### Task data

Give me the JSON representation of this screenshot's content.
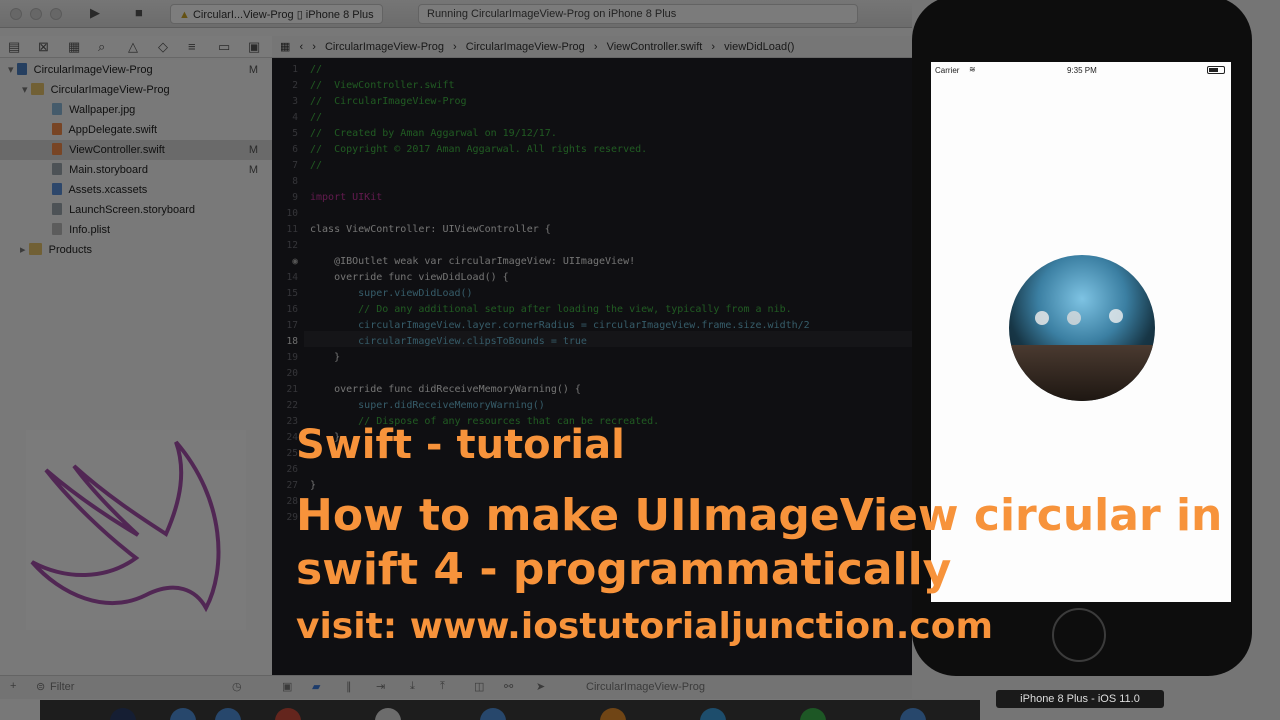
{
  "toolbar": {
    "scheme": "CircularI...View-Prog",
    "device": "iPhone 8 Plus",
    "activity": "Running CircularImageView-Prog on iPhone 8 Plus"
  },
  "navigator": {
    "items": [
      {
        "label": "CircularImageView-Prog",
        "badge": "M"
      },
      {
        "label": "CircularImageView-Prog",
        "badge": ""
      },
      {
        "label": "Wallpaper.jpg",
        "badge": ""
      },
      {
        "label": "AppDelegate.swift",
        "badge": ""
      },
      {
        "label": "ViewController.swift",
        "badge": "M"
      },
      {
        "label": "Main.storyboard",
        "badge": "M"
      },
      {
        "label": "Assets.xcassets",
        "badge": ""
      },
      {
        "label": "LaunchScreen.storyboard",
        "badge": ""
      },
      {
        "label": "Info.plist",
        "badge": ""
      },
      {
        "label": "Products",
        "badge": ""
      }
    ],
    "filter_placeholder": "Filter"
  },
  "jumpbar": {
    "crumbs": [
      "CircularImageView-Prog",
      "CircularImageView-Prog",
      "ViewController.swift",
      "viewDidLoad()"
    ]
  },
  "editor": {
    "line_numbers": [
      "1",
      "2",
      "3",
      "4",
      "5",
      "6",
      "7",
      "8",
      "9",
      "10",
      "11",
      "12",
      "13",
      "14",
      "15",
      "16",
      "17",
      "18",
      "19",
      "20",
      "21",
      "22",
      "23",
      "24",
      "25",
      "26",
      "27",
      "28",
      "29"
    ],
    "lines": [
      "//",
      "//  ViewController.swift",
      "//  CircularImageView-Prog",
      "//",
      "//  Created by Aman Aggarwal on 19/12/17.",
      "//  Copyright © 2017 Aman Aggarwal. All rights reserved.",
      "//",
      "",
      "import UIKit",
      "",
      "class ViewController: UIViewController {",
      "",
      "    @IBOutlet weak var circularImageView: UIImageView!",
      "    override func viewDidLoad() {",
      "        super.viewDidLoad()",
      "        // Do any additional setup after loading the view, typically from a nib.",
      "        circularImageView.layer.cornerRadius = circularImageView.frame.size.width/2",
      "        circularImageView.clipsToBounds = true",
      "    }",
      "",
      "    override func didReceiveMemoryWarning() {",
      "        super.didReceiveMemoryWarning()",
      "        // Dispose of any resources that can be recreated.",
      "    }",
      "",
      "",
      "}",
      "",
      ""
    ],
    "current_line": "18"
  },
  "statusbar": {
    "target": "CircularImageView-Prog"
  },
  "simulator": {
    "carrier": "Carrier",
    "time": "9:35 PM",
    "device_label": "iPhone 8 Plus - iOS 11.0"
  },
  "overlay": {
    "line1": "Swift - tutorial",
    "line2": "How to make UIImageView circular in",
    "line3": "swift 4 - programmatically",
    "line4": "visit: www.iostutorialjunction.com"
  },
  "colors": {
    "overlay_text": "#f7933b",
    "editor_bg": "#1f1f24",
    "comment": "#41b645",
    "keyword": "#c2349b"
  }
}
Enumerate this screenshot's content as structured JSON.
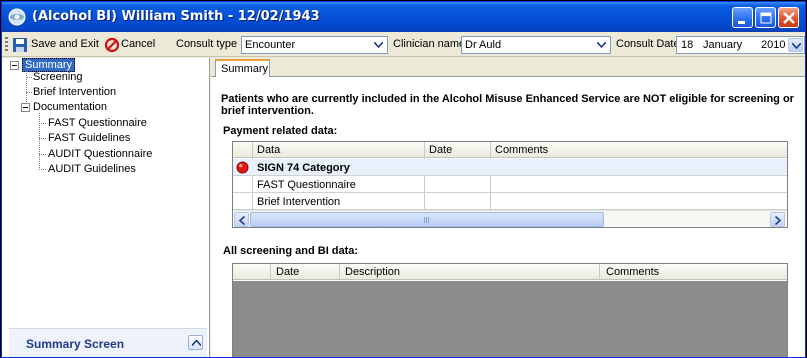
{
  "window": {
    "title": "(Alcohol BI) William Smith - 12/02/1943",
    "accent": "#0550d8"
  },
  "toolbar": {
    "save_label": "Save and Exit",
    "cancel_label": "Cancel",
    "consult_type_label": "Consult type",
    "consult_type_value": "Encounter",
    "clinician_label": "Clinician name",
    "clinician_value": "Dr Auld",
    "consult_date_label": "Consult Date",
    "consult_date_day": "18",
    "consult_date_month": "January",
    "consult_date_year": "2010"
  },
  "tree": {
    "root": "Summary",
    "screening": "Screening",
    "brief_intervention": "Brief Intervention",
    "documentation": "Documentation",
    "fast_questionnaire": "FAST Questionnaire",
    "fast_guidelines": "FAST Guidelines",
    "audit_questionnaire": "AUDIT Questionnaire",
    "audit_guidelines": "AUDIT Guidelines"
  },
  "summary_screen": {
    "label": "Summary Screen"
  },
  "main": {
    "tab": "Summary",
    "warning": "Patients who are currently included in the Alcohol Misuse Enhanced Service are NOT eligible for screening or brief intervention.",
    "payment_title": "Payment related data:",
    "payment_columns": [
      "Data",
      "Date",
      "Comments"
    ],
    "payment_rows": [
      {
        "data": "SIGN 74 Category",
        "date": "",
        "comments": "",
        "status": "red"
      },
      {
        "data": "FAST Questionnaire",
        "date": "",
        "comments": "",
        "status": ""
      },
      {
        "data": "Brief Intervention",
        "date": "",
        "comments": "",
        "status": ""
      }
    ],
    "screening_title": "All screening and BI data:",
    "screening_columns": [
      "Date",
      "Description",
      "Comments"
    ]
  }
}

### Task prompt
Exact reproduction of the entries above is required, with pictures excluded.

### Result for this exercise
Give me the JSON representation of this screenshot's content.
{
  "toolbar": {
    "scheme": "CircularI...View-Prog",
    "device": "iPhone 8 Plus",
    "activity": "Running CircularImageView-Prog on iPhone 8 Plus"
  },
  "navigator": {
    "items": [
      {
        "label": "CircularImageView-Prog",
        "badge": "M"
      },
      {
        "label": "CircularImageView-Prog",
        "badge": ""
      },
      {
        "label": "Wallpaper.jpg",
        "badge": ""
      },
      {
        "label": "AppDelegate.swift",
        "badge": ""
      },
      {
        "label": "ViewController.swift",
        "badge": "M"
      },
      {
        "label": "Main.storyboard",
        "badge": "M"
      },
      {
        "label": "Assets.xcassets",
        "badge": ""
      },
      {
        "label": "LaunchScreen.storyboard",
        "badge": ""
      },
      {
        "label": "Info.plist",
        "badge": ""
      },
      {
        "label": "Products",
        "badge": ""
      }
    ],
    "filter_placeholder": "Filter"
  },
  "jumpbar": {
    "crumbs": [
      "CircularImageView-Prog",
      "CircularImageView-Prog",
      "ViewController.swift",
      "viewDidLoad()"
    ]
  },
  "editor": {
    "line_numbers": [
      "1",
      "2",
      "3",
      "4",
      "5",
      "6",
      "7",
      "8",
      "9",
      "10",
      "11",
      "12",
      "13",
      "14",
      "15",
      "16",
      "17",
      "18",
      "19",
      "20",
      "21",
      "22",
      "23",
      "24",
      "25",
      "26",
      "27",
      "28",
      "29"
    ],
    "lines": [
      "//",
      "//  ViewController.swift",
      "//  CircularImageView-Prog",
      "//",
      "//  Created by Aman Aggarwal on 19/12/17.",
      "//  Copyright © 2017 Aman Aggarwal. All rights reserved.",
      "//",
      "",
      "import UIKit",
      "",
      "class ViewController: UIViewController {",
      "",
      "    @IBOutlet weak var circularImageView: UIImageView!",
      "    override func viewDidLoad() {",
      "        super.viewDidLoad()",
      "        // Do any additional setup after loading the view, typically from a nib.",
      "        circularImageView.layer.cornerRadius = circularImageView.frame.size.width/2",
      "        circularImageView.clipsToBounds = true",
      "    }",
      "",
      "    override func didReceiveMemoryWarning() {",
      "        super.didReceiveMemoryWarning()",
      "        // Dispose of any resources that can be recreated.",
      "    }",
      "",
      "",
      "}",
      "",
      ""
    ],
    "current_line": "18"
  },
  "statusbar": {
    "target": "CircularImageView-Prog"
  },
  "simulator": {
    "carrier": "Carrier",
    "time": "9:35 PM",
    "device_label": "iPhone 8 Plus - iOS 11.0"
  },
  "overlay": {
    "line1": "Swift - tutorial",
    "line2": "How to make UIImageView circular in",
    "line3": "swift 4 - programmatically",
    "line4": "visit: www.iostutorialjunction.com"
  },
  "colors": {
    "overlay_text": "#f7933b",
    "editor_bg": "#1f1f24",
    "comment": "#41b645",
    "keyword": "#c2349b"
  }
}
Enumerate this screenshot's content as structured JSON.
{
  "window": {
    "title": "(Alcohol BI) William Smith - 12/02/1943",
    "accent": "#0550d8"
  },
  "toolbar": {
    "save_label": "Save and Exit",
    "cancel_label": "Cancel",
    "consult_type_label": "Consult type",
    "consult_type_value": "Encounter",
    "clinician_label": "Clinician name",
    "clinician_value": "Dr Auld",
    "consult_date_label": "Consult Date",
    "consult_date_day": "18",
    "consult_date_month": "January",
    "consult_date_year": "2010"
  },
  "tree": {
    "root": "Summary",
    "screening": "Screening",
    "brief_intervention": "Brief Intervention",
    "documentation": "Documentation",
    "fast_questionnaire": "FAST Questionnaire",
    "fast_guidelines": "FAST Guidelines",
    "audit_questionnaire": "AUDIT Questionnaire",
    "audit_guidelines": "AUDIT Guidelines"
  },
  "summary_screen": {
    "label": "Summary Screen"
  },
  "main": {
    "tab": "Summary",
    "warning": "Patients who are currently included in the Alcohol Misuse Enhanced Service are NOT eligible for screening or brief intervention.",
    "payment_title": "Payment related data:",
    "payment_columns": [
      "Data",
      "Date",
      "Comments"
    ],
    "payment_rows": [
      {
        "data": "SIGN 74 Category",
        "date": "",
        "comments": "",
        "status": "red"
      },
      {
        "data": "FAST Questionnaire",
        "date": "",
        "comments": "",
        "status": ""
      },
      {
        "data": "Brief Intervention",
        "date": "",
        "comments": "",
        "status": ""
      }
    ],
    "screening_title": "All screening and BI data:",
    "screening_columns": [
      "Date",
      "Description",
      "Comments"
    ]
  }
}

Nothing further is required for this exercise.